'Let me tell you a secret'
Since 1987, SPIRIT, the student organization dedicated to spreading African-American awareness in the community, has commanded Carnegie’s catwalks for its annual fashion show, now in its 20th year. The 2007 anniversary bash, advertised under the tagline “Let me tell you a secret,” captured contemporary fashion from near and far. The show featured wares from Shadyside shops and South Side boutiques, as well as clothes inspired by trends in Africa. Two of the show’s designers, Lara Akinsanya and Emeka Okocha, are Nigerian-born, and their designs reflect an African influence. “Being SPIRIT, we really wanted to tap into the idea of what is fashion in Africa,” said fashion show co-chair Louisa Kinoshi, a junior English major.
It’s not just the fashion that was diverse. “This was one of the most diverse model pools ever,” said junior history major Thomas Lloyd, a co-chair for SPIRIT. According to Lloyd, the models represent a variety of ethnic and racial backgrounds, in addition to multiple areas of study within the university. The model pool was also uncharacteristically small this year, yielding only 35 models. “We’ve worked with [the models] since last semester,” said Lloyd. “[With a small pool] you’re really able to shape and mold them.”
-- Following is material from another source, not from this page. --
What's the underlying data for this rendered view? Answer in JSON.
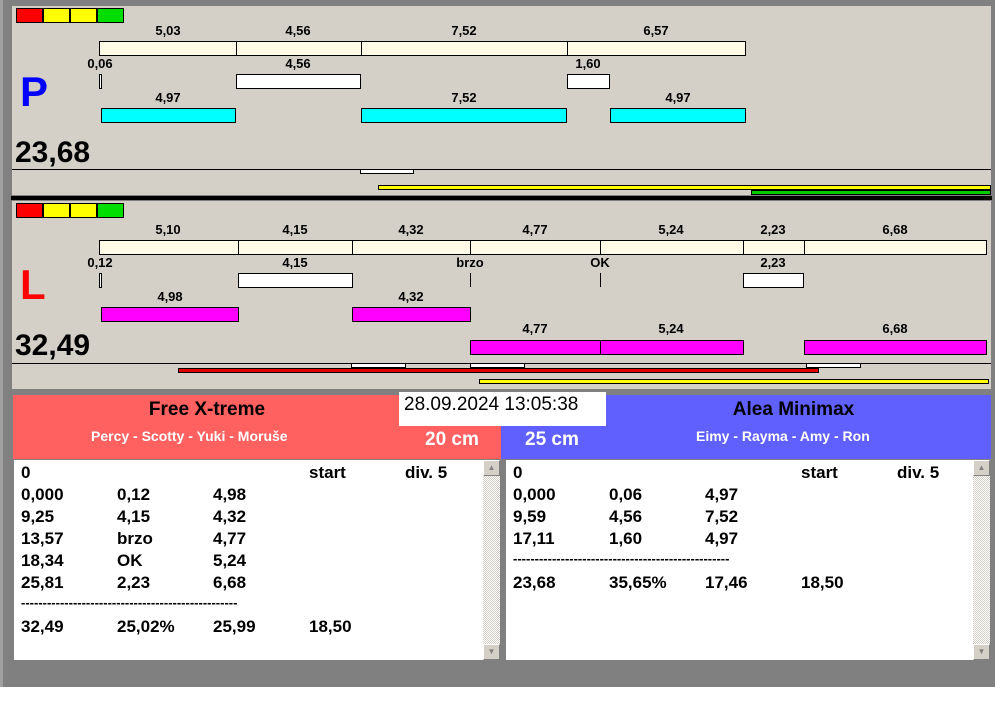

“Let me tell you a secret” was split into two acts, each including several scenes. The scenes in the first act were all death-related, ranging in interpretation from serious to light-hearted. The first scene, “Die Another Day,” was extremely entertaining; inspired by the film Interview with the Vampire, the scene’s models entered dramatically, wearing black capes. Then someone hit the music, unleashing Madonna’s “Die Another Day.” Models started to emerge from a giant coffin in the middle of the stage — doing what can only be described as a jerky, mummy-like walk which matched precisely the beats of the song. The pace was lightning-fast, which didn’t give a lot of opportunity to admire the fashions, provided by the United Colors of Benetton.
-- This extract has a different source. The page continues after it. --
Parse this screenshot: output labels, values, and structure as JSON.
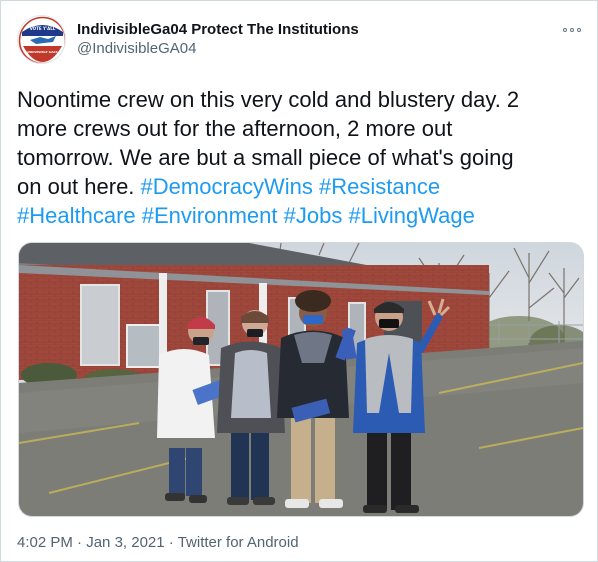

For those that prefer entertainment over high fashion, “Die Another Day” was perfect. The pace slowed down a bit for the rest of the act, beginning with “The Soiree de la Morte,” a scene based on Carrie. The scene included both an “In Crowd” and an “Out Crowd,” and — of course — a wildly possessed Carrie who strutted out in a white dress with red accents. The act finished with a scene sponsored by the School of Drama and choreographed by Roberta Burke, a junior drama major. Titled “The Loud Silence,” the eerie scene employed designs with an old-fashioned theme and carried distinct references to the lynchings that occurred in antebellum America. The scene was slower-paced, and again drama took center stage over fashion. A male model posed as if being hanged while he was slowly stripped of the black bands of cloth he wore on his arm.
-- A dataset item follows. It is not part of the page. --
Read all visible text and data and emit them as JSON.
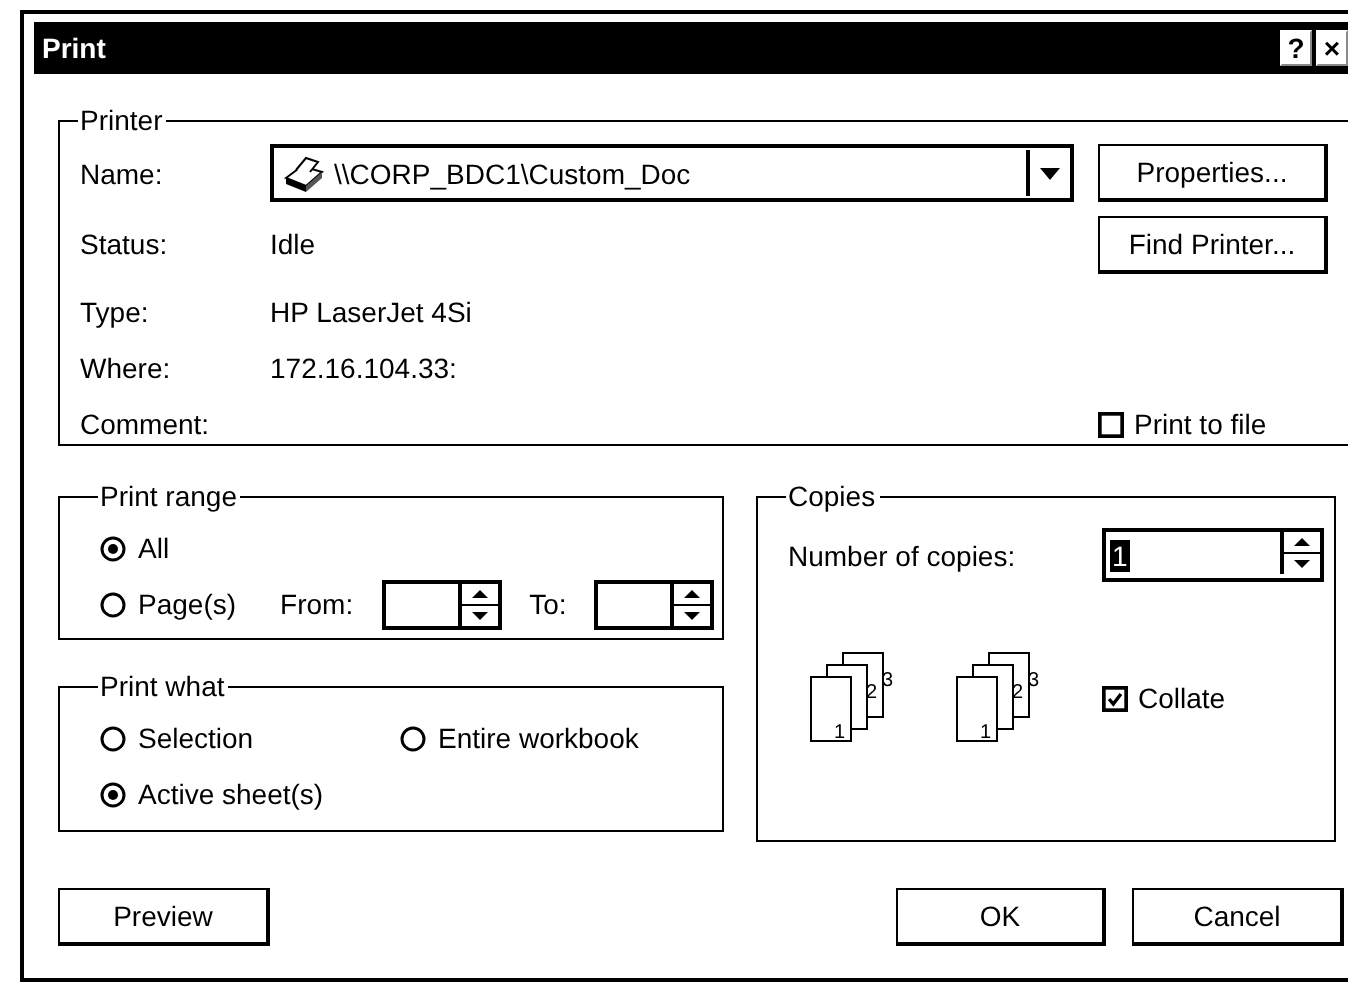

The second act kicked off with a hip-hop number and started out strong. The scenes were a little less distinct in theme and certainly less cohesive than the previous act, but the models strutted with equal confidence. Between the second and third scenes was a fabulous African-style dance routine. In the rest of the act, models wore everything from sweet little dress numbers in the first scene (which featured fashions by South Side boutique Jupe) to daring lingerie from Victoria’s Secret and Frederick’s of Hollywood. In the lingerie scene, “Angels,” the designers made the wise decision to leave more to the imagination than Lunar Gala. Models donned fewer butt-baring bits and did more confections exploring color and sparkle, from underpants to baby doll pajamas to a very little black dress.
The final two scenes of the performance featured African-inspired designs, starting with the stunning patterns of L-Shandi designs, created by Akinsanya. Mainly dresses, the color and patterns used by L-Shandi were nothing if not new, and seemed like they would wear beautifully at a club or dinner party.
The show ended with as much power as it had at its start. The dramatic fourth scene began with a brief remembrance of the horrors of Hurricane Katrina. The models emerged afterwards, wearing designs by Spirit Africa and carrying a single sign of protest including the words, “BUCK FUSH,” “PEACE NOW,” and “FREE MUMIA.” Part protest, part dance, part fashion show, the final scene woke the audience up. As Lloyd said, “We wanted to creatively ignite the passion of people.”